Let me put your mind at ease: according to Search Engine Land, Google have confirmed that removing the Authorship function should have no impact on Author Rank.
Put another way: the changes to Authorship should have no impact on your website’s position in the SERPs.
Author Ranking is still alive and well, and Google has other ways of determining the author of a piece, as seen by a number of webmasters receiving the Authorship snippet without the Authorship markup.
And even without the Authorship markup for Google to decipher, it wouldn’t require the world’s most sophisticated algorithm to work out the author of a particular post – the by-line at the bottom of an article like this one, for example, is a clear giveaway.
The Future for Authors
Dropping the Authorship function is in no way designed to punish authors.
After all, without good content, Google is effectively useless.
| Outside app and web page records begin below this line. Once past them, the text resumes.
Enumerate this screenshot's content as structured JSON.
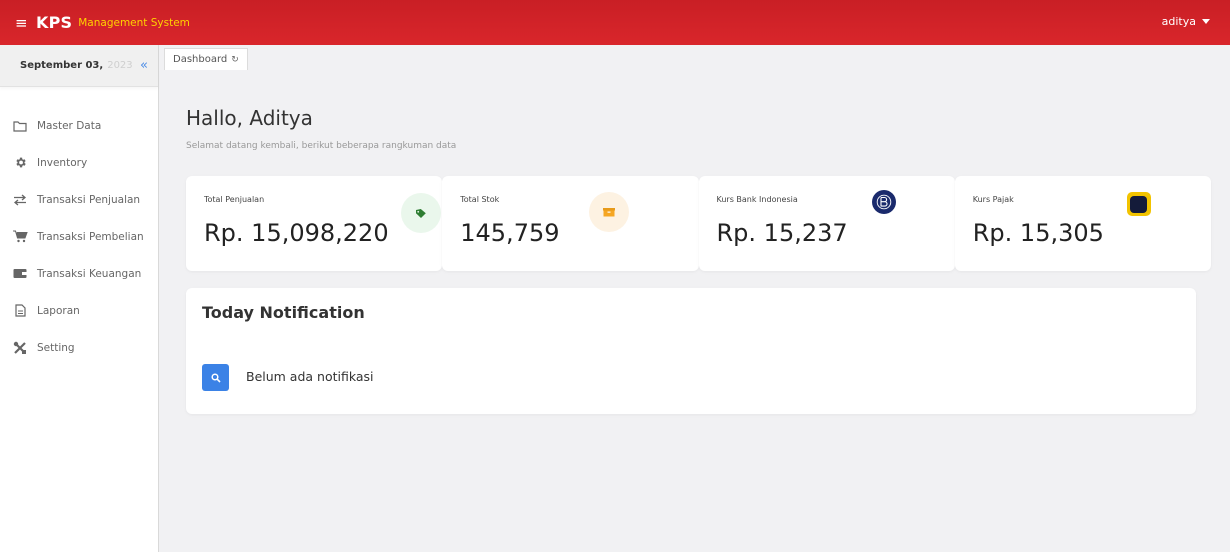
{
  "header": {
    "brand": "KPS",
    "brand_sub": "Management System",
    "user": "aditya"
  },
  "sidebar": {
    "date_main": "September 03,",
    "date_year": "2023",
    "items": [
      {
        "label": "Master Data",
        "icon": "folder-icon"
      },
      {
        "label": "Inventory",
        "icon": "gear-icon"
      },
      {
        "label": "Transaksi Penjualan",
        "icon": "swap-icon"
      },
      {
        "label": "Transaksi Pembelian",
        "icon": "cart-icon"
      },
      {
        "label": "Transaksi Keuangan",
        "icon": "wallet-icon"
      },
      {
        "label": "Laporan",
        "icon": "document-icon"
      },
      {
        "label": "Setting",
        "icon": "tools-icon"
      }
    ]
  },
  "tabs": [
    {
      "label": "Dashboard"
    }
  ],
  "main": {
    "greeting": "Hallo, Aditya",
    "subtitle": "Selamat datang kembali, berikut beberapa rangkuman data"
  },
  "stats": [
    {
      "label": "Total Penjualan",
      "value": "Rp. 15,098,220",
      "icon": "tag-icon",
      "color": "#2e7d32"
    },
    {
      "label": "Total Stok",
      "value": "145,759",
      "icon": "box-icon",
      "color": "#f5a623"
    },
    {
      "label": "Kurs Bank Indonesia",
      "value": "Rp. 15,237",
      "icon": "bank-indonesia-logo-icon",
      "color": "#1a2a6c"
    },
    {
      "label": "Kurs Pajak",
      "value": "Rp. 15,305",
      "icon": "tax-logo-icon",
      "color": "#f2c300"
    }
  ],
  "notification": {
    "title": "Today Notification",
    "empty_text": "Belum ada notifikasi"
  },
  "colors": {
    "header_red": "#d9262b",
    "brand_yellow": "#ffd200",
    "accent_blue": "#3b82e6"
  }
}
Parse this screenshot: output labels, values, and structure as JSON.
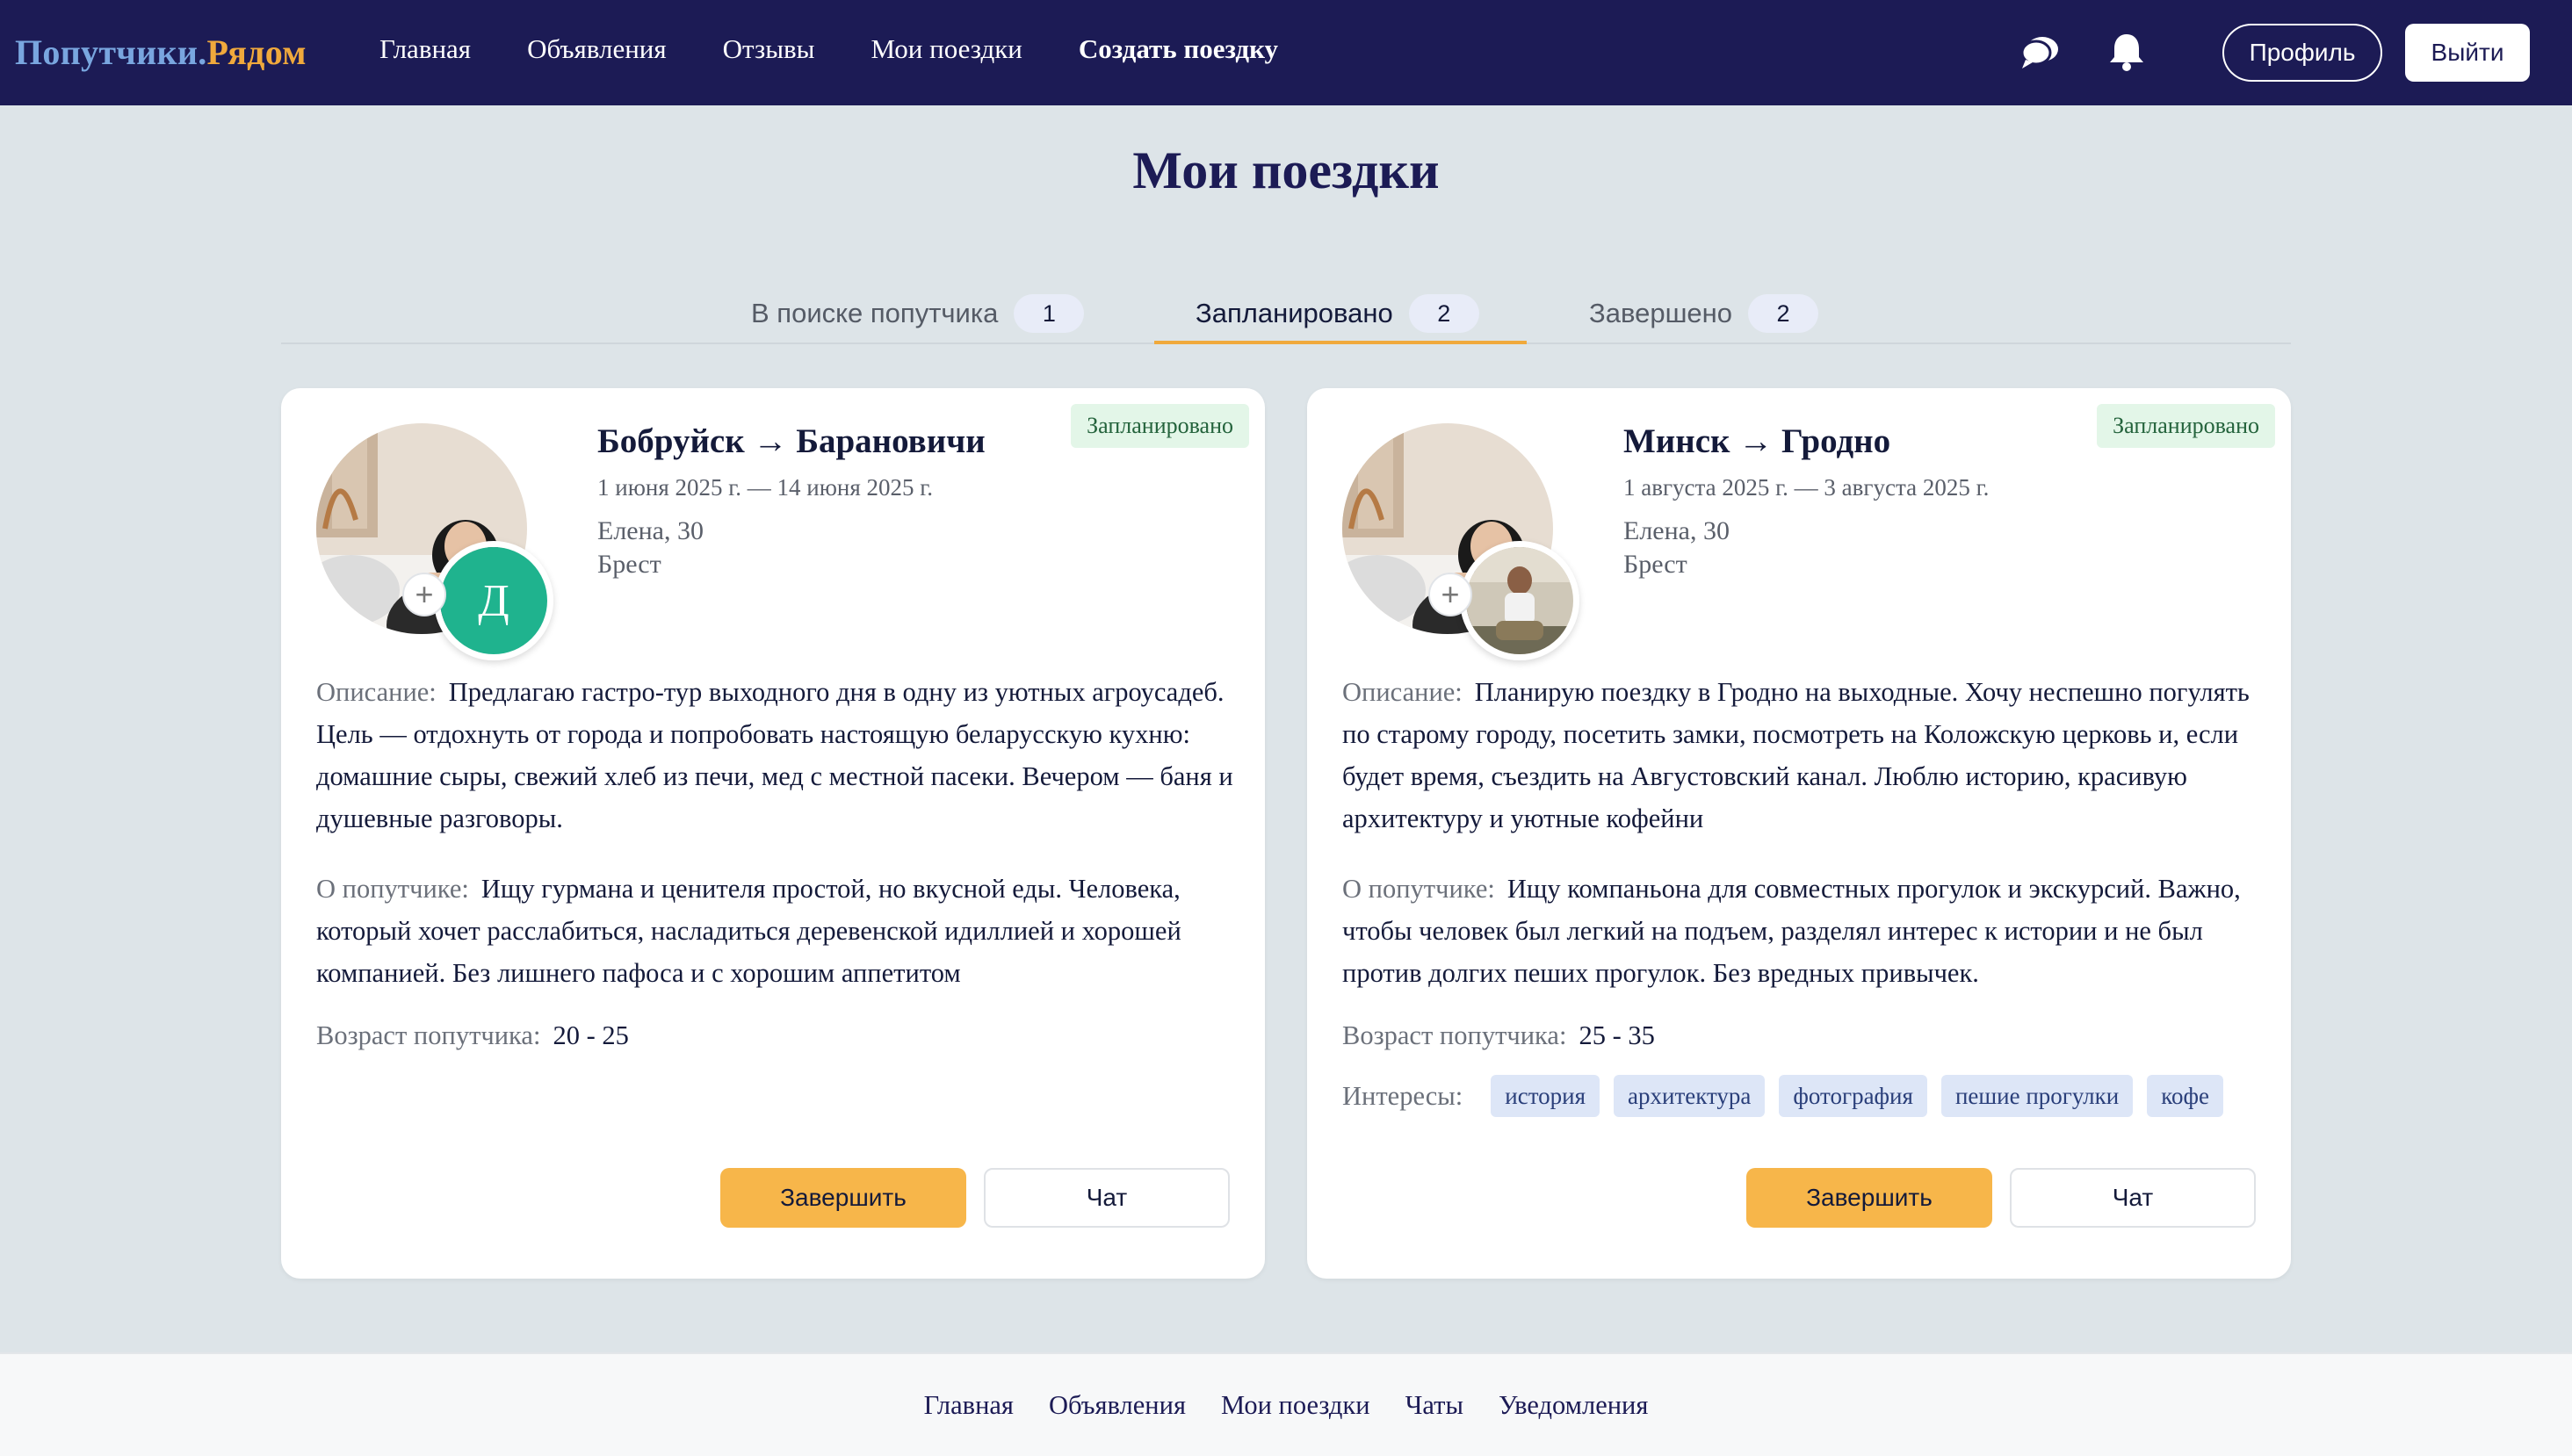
{
  "header": {
    "logo_part1": "Попутчики.",
    "logo_part2": "Рядом",
    "nav": [
      "Главная",
      "Объявления",
      "Отзывы",
      "Мои поездки",
      "Создать поездку"
    ],
    "icons": [
      "chat-bubbles-icon",
      "bell-icon"
    ],
    "profile_label": "Профиль",
    "logout_label": "Выйти"
  },
  "page_title": "Мои поездки",
  "tabs": [
    {
      "label": "В поиске попутчика",
      "count": "1"
    },
    {
      "label": "Запланировано",
      "count": "2",
      "active": true
    },
    {
      "label": "Завершено",
      "count": "2"
    }
  ],
  "cards": [
    {
      "status": "Запланировано",
      "route": "Бобруйск → Барановичи",
      "dates": "1 июня 2025 г. — 14 июня 2025 г.",
      "driver": "Елена, 30",
      "city": "Брест",
      "companion_avatar_letter": "Д",
      "description_label": "Описание:",
      "description": "Предлагаю гастро-тур выходного дня в одну из уютных агроусадеб. Цель — отдохнуть от города и попробовать настоящую беларусскую кухню: домашние сыры, свежий хлеб из печи, мед с местной пасеки. Вечером — баня и душевные разговоры.",
      "companion_label": "О попутчике:",
      "companion": "Ищу гурмана и ценителя простой, но вкусной еды. Человека, который хочет расслабиться, насладиться деревенской идиллией и хорошей компанией. Без лишнего пафоса и с хорошим аппетитом",
      "age_label": "Возраст попутчика:",
      "age": "20 - 25",
      "finish_label": "Завершить",
      "chat_label": "Чат"
    },
    {
      "status": "Запланировано",
      "route": "Минск → Гродно",
      "dates": "1 августа 2025 г. — 3 августа 2025 г.",
      "driver": "Елена, 30",
      "city": "Брест",
      "description_label": "Описание:",
      "description": "Планирую поездку в Гродно на выходные. Хочу неспешно погулять по старому городу, посетить замки, посмотреть на Коложскую церковь и, если будет время, съездить на Августовский канал. Люблю историю, красивую архитектуру и уютные кофейни",
      "companion_label": "О попутчике:",
      "companion": "Ищу компаньона для совместных прогулок и экскурсий. Важно, чтобы человек был легкий на подъем, разделял интерес к истории и не был против долгих пеших прогулок. Без вредных привычек.",
      "age_label": "Возраст попутчика:",
      "age": "25 - 35",
      "interests_label": "Интересы:",
      "interests": [
        "история",
        "архитектура",
        "фотография",
        "пешие прогулки",
        "кофе"
      ],
      "finish_label": "Завершить",
      "chat_label": "Чат"
    }
  ],
  "footer": [
    "Главная",
    "Объявления",
    "Мои поездки",
    "Чаты",
    "Уведомления"
  ],
  "colors": {
    "header_bg": "#1c1b55",
    "accent": "#f0a93c",
    "logo_blue": "#79a6df",
    "page_bg": "#dde4e8",
    "status_bg": "#e3f6e8",
    "tag_bg": "#dde6f7"
  }
}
Search engine users benefit from good content, and therefore so does Google – meaning it’s still in Google’s best interest to find a way to incorporate a ranking boost for well-respected authors into their algorithm.
With this in mind, I fully expect Google to be working on something new to provide an incentive for authors to continue producing high-quality content. It might look, work, and feel different to Authorship, but expect Authorship to be back in some form soon enough – with all the bright minds at Google, surely they’ve learned enough from what went wrong with Authorship to develop something even better, right?
What are your thoughts on Google Authorship being dropped? Let us know in the comments section below!
Shaun Quarton is a freelance blogger from the UK, with a passion for online entrepreneurship, content marketing, and all things WordPress.